- Goal of the exercise -
Copy all lines in the material holding the string "picture".

__________________________________________________

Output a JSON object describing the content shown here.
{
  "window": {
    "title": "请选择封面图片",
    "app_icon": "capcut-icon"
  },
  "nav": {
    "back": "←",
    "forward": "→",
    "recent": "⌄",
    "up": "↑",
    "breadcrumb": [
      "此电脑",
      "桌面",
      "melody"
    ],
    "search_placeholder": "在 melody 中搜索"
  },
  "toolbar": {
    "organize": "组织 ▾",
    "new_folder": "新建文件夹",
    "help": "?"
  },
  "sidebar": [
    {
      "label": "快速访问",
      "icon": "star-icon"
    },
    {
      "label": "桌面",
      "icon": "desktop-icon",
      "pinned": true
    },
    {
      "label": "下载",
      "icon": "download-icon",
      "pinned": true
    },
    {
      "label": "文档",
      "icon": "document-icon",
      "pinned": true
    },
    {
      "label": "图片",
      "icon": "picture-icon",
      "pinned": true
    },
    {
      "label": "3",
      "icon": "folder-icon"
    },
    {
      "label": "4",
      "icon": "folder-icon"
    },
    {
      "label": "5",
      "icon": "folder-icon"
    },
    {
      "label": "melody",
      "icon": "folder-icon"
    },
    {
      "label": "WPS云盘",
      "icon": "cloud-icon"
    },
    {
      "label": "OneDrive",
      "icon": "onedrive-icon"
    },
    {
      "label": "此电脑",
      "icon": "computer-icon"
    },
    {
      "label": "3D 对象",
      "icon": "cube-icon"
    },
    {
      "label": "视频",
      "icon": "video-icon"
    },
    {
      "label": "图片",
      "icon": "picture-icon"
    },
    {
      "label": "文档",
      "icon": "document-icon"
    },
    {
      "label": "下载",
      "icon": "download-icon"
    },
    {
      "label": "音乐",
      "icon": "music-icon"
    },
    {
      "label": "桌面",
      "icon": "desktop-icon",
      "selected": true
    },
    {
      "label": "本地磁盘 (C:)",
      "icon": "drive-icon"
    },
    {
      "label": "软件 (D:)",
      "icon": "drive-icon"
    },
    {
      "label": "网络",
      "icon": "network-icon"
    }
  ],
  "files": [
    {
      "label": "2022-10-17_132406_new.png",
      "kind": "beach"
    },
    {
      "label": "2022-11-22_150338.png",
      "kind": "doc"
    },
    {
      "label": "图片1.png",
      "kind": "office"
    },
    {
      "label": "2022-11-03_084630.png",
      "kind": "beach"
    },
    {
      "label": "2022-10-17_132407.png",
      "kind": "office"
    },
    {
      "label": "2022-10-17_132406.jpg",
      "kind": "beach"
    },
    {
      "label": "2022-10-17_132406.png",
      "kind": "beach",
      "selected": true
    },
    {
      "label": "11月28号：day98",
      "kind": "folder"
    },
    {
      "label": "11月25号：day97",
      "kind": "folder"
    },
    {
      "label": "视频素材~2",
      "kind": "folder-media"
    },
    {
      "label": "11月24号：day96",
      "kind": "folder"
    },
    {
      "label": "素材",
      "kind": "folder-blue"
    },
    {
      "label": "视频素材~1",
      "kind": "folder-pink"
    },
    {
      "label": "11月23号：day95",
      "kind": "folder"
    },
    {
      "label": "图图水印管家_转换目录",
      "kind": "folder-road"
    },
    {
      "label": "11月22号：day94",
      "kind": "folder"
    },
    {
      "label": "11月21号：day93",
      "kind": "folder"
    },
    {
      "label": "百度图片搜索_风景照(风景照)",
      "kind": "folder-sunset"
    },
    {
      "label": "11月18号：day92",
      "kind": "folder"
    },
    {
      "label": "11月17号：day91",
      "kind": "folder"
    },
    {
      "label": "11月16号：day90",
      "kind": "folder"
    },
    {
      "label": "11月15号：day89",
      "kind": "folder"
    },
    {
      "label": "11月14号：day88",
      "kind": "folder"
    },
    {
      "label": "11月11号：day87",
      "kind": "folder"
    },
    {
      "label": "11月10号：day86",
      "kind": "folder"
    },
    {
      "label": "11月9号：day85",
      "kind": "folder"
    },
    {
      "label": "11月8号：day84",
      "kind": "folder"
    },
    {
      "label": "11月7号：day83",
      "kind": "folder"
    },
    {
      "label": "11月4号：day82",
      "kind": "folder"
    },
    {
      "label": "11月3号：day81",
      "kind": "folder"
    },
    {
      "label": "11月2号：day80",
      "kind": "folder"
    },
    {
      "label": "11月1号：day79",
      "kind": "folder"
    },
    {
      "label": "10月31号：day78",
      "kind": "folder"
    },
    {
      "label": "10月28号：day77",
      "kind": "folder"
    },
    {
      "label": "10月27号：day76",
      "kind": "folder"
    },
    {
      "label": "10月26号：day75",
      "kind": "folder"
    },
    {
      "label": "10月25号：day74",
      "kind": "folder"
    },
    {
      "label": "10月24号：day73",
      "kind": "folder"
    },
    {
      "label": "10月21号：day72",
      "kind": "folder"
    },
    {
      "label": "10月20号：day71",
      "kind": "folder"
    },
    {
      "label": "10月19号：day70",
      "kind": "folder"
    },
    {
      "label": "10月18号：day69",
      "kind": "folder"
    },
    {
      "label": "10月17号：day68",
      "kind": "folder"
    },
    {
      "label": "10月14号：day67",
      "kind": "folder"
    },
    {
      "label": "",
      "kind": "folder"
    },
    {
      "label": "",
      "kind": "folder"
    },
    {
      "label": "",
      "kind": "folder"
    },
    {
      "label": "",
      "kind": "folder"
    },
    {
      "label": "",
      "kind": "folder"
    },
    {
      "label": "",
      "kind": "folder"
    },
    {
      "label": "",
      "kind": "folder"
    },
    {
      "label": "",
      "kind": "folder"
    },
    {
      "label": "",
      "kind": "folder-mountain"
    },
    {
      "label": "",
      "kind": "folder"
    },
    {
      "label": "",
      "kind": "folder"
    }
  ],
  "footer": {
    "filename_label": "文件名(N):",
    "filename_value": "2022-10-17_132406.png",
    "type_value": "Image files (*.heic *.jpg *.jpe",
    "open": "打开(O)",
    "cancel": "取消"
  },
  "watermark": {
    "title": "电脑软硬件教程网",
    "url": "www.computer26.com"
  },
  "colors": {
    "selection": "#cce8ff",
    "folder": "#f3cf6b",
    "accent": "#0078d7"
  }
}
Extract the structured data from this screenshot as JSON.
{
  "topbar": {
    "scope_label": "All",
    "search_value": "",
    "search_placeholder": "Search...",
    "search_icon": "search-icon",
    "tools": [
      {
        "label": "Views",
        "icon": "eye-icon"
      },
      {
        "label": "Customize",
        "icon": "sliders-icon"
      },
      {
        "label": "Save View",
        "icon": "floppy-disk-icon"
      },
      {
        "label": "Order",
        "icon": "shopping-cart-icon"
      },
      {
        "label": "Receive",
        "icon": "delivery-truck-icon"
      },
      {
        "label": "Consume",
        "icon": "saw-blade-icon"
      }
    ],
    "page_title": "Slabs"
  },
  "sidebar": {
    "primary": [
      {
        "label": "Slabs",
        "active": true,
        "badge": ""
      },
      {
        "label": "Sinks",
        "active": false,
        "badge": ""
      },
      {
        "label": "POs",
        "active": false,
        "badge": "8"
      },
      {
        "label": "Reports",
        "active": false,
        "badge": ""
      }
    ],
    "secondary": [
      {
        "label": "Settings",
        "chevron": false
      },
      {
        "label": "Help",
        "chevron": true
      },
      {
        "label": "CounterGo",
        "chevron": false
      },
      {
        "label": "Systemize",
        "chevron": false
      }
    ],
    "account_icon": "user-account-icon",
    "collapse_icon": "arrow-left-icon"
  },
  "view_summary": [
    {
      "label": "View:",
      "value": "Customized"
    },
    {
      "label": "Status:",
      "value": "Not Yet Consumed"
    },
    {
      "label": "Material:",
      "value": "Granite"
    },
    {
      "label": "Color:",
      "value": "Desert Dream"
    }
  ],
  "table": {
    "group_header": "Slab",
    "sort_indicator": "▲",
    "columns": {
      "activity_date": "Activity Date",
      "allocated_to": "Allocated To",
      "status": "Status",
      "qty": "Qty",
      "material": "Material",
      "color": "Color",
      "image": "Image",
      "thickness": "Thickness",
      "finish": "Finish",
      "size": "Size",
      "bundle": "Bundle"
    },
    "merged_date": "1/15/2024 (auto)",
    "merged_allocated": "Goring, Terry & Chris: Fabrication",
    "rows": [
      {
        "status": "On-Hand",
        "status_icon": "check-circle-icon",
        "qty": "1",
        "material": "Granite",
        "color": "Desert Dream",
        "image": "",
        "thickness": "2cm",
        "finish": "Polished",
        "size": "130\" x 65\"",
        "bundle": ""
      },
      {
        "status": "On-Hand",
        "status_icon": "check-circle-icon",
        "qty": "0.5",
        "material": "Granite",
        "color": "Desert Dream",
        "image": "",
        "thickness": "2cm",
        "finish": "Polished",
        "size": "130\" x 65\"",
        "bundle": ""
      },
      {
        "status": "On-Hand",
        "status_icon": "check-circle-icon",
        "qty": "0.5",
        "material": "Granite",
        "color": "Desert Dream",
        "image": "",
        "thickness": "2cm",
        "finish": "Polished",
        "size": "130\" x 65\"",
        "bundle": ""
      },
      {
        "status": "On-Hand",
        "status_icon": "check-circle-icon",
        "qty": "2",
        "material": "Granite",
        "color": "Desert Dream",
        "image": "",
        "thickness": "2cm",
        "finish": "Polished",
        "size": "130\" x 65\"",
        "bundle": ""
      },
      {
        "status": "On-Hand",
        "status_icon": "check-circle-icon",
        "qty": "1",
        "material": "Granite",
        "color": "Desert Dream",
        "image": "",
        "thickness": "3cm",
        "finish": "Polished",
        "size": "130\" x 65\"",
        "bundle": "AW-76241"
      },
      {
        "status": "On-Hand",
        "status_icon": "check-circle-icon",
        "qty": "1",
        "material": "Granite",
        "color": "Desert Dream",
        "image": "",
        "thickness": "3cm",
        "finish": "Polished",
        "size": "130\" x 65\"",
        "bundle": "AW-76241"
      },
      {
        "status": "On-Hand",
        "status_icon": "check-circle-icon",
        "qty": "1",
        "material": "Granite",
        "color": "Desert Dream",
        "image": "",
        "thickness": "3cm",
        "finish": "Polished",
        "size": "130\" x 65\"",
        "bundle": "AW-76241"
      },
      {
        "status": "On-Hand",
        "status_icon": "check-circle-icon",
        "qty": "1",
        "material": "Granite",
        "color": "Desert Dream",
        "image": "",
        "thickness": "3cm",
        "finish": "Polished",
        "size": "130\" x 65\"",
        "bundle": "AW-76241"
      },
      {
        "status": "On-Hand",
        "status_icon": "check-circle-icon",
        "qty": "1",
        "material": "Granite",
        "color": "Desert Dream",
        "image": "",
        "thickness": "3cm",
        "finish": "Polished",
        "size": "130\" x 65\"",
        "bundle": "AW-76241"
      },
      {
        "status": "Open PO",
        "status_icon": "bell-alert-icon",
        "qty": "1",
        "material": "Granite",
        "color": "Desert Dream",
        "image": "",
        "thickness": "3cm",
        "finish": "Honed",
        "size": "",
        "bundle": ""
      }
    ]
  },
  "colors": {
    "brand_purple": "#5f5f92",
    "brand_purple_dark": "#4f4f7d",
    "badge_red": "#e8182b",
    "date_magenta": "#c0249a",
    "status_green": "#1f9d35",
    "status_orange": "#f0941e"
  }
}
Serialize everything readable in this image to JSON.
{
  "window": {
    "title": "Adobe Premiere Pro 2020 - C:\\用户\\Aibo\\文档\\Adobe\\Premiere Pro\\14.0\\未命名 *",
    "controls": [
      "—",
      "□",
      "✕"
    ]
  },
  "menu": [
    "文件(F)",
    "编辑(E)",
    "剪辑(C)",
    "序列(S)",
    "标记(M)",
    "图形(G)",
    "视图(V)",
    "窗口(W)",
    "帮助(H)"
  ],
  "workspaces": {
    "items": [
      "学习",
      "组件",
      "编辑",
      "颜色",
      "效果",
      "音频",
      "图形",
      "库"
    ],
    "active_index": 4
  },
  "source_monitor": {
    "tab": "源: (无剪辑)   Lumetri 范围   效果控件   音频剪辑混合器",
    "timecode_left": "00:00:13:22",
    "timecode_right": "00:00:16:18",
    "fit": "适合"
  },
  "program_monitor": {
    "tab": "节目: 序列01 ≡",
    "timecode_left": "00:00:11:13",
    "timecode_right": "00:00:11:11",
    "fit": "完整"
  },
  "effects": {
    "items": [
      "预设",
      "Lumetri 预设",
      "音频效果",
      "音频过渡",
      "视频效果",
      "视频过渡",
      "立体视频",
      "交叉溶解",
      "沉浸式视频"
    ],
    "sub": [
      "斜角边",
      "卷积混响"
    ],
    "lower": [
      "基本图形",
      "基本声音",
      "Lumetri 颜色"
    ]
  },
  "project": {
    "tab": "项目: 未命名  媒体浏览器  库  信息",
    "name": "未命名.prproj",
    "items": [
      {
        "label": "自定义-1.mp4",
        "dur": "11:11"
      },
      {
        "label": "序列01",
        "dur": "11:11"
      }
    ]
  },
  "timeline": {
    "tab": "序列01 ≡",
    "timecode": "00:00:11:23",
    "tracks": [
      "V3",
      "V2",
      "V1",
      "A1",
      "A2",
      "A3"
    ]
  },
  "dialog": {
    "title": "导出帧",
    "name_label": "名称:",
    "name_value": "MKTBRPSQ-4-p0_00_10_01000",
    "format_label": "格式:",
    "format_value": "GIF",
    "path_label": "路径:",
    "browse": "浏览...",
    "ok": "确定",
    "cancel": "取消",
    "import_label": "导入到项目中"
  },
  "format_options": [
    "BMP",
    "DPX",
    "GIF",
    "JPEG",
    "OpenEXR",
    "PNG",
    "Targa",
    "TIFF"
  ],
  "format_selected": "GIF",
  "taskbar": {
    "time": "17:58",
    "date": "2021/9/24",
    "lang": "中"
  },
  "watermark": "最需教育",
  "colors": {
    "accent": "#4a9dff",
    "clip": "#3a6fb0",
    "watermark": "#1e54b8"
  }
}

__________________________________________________

- Written solution -
      "icon": "picture-icon",
      "icon": "picture-icon"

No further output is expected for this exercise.